Have you ever considered using clinical hypnotherapy to address a problem you have? Clinical hypnotherapy is a technique that is now becoming widely recognised by many health professionals.
Clinical Hypnotherapy stimulates the innate healing capacity our bodies possess and as such, the list of problems which may be responsive to Clinical Hypnotherapy is long and varied.
Clinical hypnotherapy has been successful in helping people to stop smoking, managing pain, stress, anxiety, habits and phobias and also helping people to reduce weight.
Medical research has found Clinical Hypnotherapy to be a beneficial tool to manage the symptoms of Irritable Bowel Syndrome (IBS). The National Institute for Health and Care Excellence (NICE) stated in their 2008 Guidelines that “Hypnotherapy and/or Psychological Therapy should be considered for people with Irritable Bowel Syndrome, who do not respond to pharmacological treatments after 12 months and who develop a continuing symptom profile.
Dr Peter Whorwell, a gastroenterologist working in Manchester, became interested in the potential of hypnotherapy for IBS patients over 20 years ago. He kept his new interest under wraps from sceptical colleagues until research proved it was effective. The therapy has proved highly effective, with a recent study showing it had helped 71% of patients for up to five years after their course of treatment. Dr Whorwell told the BBC "People are suspicious because they have seen stage hypnotists, but you cannot be hypnotised against your will, and you won't act out of character while you're hypnotised." Dr Whorwell is trying to spread the word to other doctors around the country. But he says many are still reluctant to use the technique.

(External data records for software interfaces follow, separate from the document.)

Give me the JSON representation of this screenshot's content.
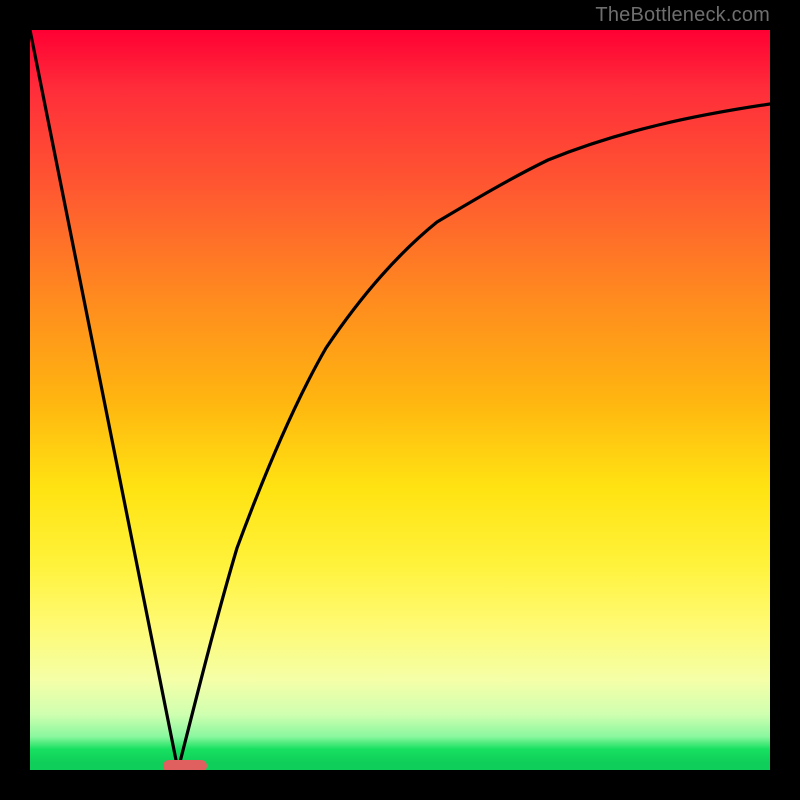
{
  "watermark": {
    "text": "TheBottleneck.com"
  },
  "chart_data": {
    "type": "line",
    "title": "",
    "xlabel": "",
    "ylabel": "",
    "xlim": [
      0,
      100
    ],
    "ylim": [
      0,
      100
    ],
    "grid": false,
    "legend": false,
    "series": [
      {
        "name": "left-linear",
        "x": [
          0,
          20
        ],
        "y": [
          100,
          0
        ]
      },
      {
        "name": "right-curve",
        "x": [
          20,
          22,
          25,
          28,
          32,
          36,
          40,
          45,
          50,
          55,
          60,
          70,
          80,
          90,
          100
        ],
        "y": [
          0,
          8,
          20,
          30,
          41,
          50,
          57,
          64,
          70,
          74,
          77,
          82,
          86,
          88,
          90
        ]
      }
    ],
    "marker": {
      "name": "bottleneck-marker",
      "x_range": [
        18,
        24
      ],
      "y": 0,
      "color": "#e06060"
    },
    "background_gradient": {
      "stops": [
        {
          "pos": 0.0,
          "color": "#ff0033"
        },
        {
          "pos": 0.5,
          "color": "#ffb510"
        },
        {
          "pos": 0.72,
          "color": "#fff23a"
        },
        {
          "pos": 0.97,
          "color": "#17e060"
        },
        {
          "pos": 1.0,
          "color": "#0fcf5a"
        }
      ]
    }
  }
}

Some people are concerned that they will ‘lose control’ in hypnosis. However, regardless of how deeply people may go in to hypnosis and however passive they may appear to be, they actually remain in full control of the situation. They are able to talk if they wish to (or not, as the case may be) and can terminate the session, stand up, or leave the room at any time. A hypnotised person cannot be made to do anything that contravenes their usual ethical, moral or religious beliefs. It is likely that the fear of loss of control originates from most people’s misconception of stage hypnosis, where participants are apparently persuaded to perform all types of (usually foolish) acts. However, it is worth remembering that participation in a stage act is an entirely voluntary process (therefore ‘permission’ is already given to the hypnotist) and that any person who volunteers in such a situation is fully aware of exactly what they are letting themselves in for.
During hypnotherapy you will be gently guided into a deeply relaxed state where you will be encouraged to address negative thoughts, which have led to unwanted behaviours, addictions or phobias. This works by placing positive suggestions into your subconscious mind and provides you with tools to help overcome unwanted thoughts and behaviours. The aim is then to replace these with positive thought processes and healthy behaviours.

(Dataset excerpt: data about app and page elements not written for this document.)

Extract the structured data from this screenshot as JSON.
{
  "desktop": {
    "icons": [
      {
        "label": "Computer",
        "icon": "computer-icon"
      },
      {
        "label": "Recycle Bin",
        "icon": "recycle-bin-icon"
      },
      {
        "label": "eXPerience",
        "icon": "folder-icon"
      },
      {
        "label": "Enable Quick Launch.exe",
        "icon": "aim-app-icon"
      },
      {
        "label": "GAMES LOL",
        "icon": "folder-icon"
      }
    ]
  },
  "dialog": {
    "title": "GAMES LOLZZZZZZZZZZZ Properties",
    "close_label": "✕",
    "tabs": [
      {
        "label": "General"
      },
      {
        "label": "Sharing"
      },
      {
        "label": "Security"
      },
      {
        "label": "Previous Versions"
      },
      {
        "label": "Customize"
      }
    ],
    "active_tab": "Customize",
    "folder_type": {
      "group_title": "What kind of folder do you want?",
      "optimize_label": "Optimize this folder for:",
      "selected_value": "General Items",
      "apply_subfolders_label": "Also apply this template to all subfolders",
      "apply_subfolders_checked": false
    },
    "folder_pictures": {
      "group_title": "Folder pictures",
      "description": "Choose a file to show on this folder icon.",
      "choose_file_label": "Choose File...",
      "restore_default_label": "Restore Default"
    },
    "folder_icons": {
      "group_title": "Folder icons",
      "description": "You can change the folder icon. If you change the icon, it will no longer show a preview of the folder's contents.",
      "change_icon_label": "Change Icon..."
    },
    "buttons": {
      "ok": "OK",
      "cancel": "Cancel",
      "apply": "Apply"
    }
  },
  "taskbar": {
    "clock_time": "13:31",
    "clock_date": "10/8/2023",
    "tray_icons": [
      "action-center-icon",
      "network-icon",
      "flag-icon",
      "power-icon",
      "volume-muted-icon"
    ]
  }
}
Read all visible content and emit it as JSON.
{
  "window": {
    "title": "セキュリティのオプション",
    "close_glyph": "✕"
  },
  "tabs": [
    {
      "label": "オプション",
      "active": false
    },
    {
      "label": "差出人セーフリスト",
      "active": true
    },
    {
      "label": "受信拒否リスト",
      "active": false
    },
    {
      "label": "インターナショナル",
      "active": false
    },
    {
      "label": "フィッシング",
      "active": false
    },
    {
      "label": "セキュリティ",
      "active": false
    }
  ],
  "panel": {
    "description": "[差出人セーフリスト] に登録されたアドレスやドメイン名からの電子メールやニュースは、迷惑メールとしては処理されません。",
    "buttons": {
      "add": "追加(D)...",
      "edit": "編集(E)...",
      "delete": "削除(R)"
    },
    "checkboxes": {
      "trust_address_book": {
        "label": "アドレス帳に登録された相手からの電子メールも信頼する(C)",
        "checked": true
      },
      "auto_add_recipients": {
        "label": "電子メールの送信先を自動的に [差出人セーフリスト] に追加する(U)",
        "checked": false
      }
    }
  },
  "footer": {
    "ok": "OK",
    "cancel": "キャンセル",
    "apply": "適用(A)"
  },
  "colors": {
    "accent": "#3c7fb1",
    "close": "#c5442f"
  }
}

If you are interested in receiving help from a Clinical Hypnotherapist ensure that they are qualified and are registered with a regulating bodies such as The General Hypnotherapy Register and The Complementary and Healthcare Council (CNHC). The CHNC is the UK regulator for complementary healthcare practitioners and was set up with government support to protect the public by providing a UK register of complementary therapists. Only qualified and approved Clinical Hypnotherapists can register with these bodies and they ensure all registrants meet essential criteria for safe and professional practice.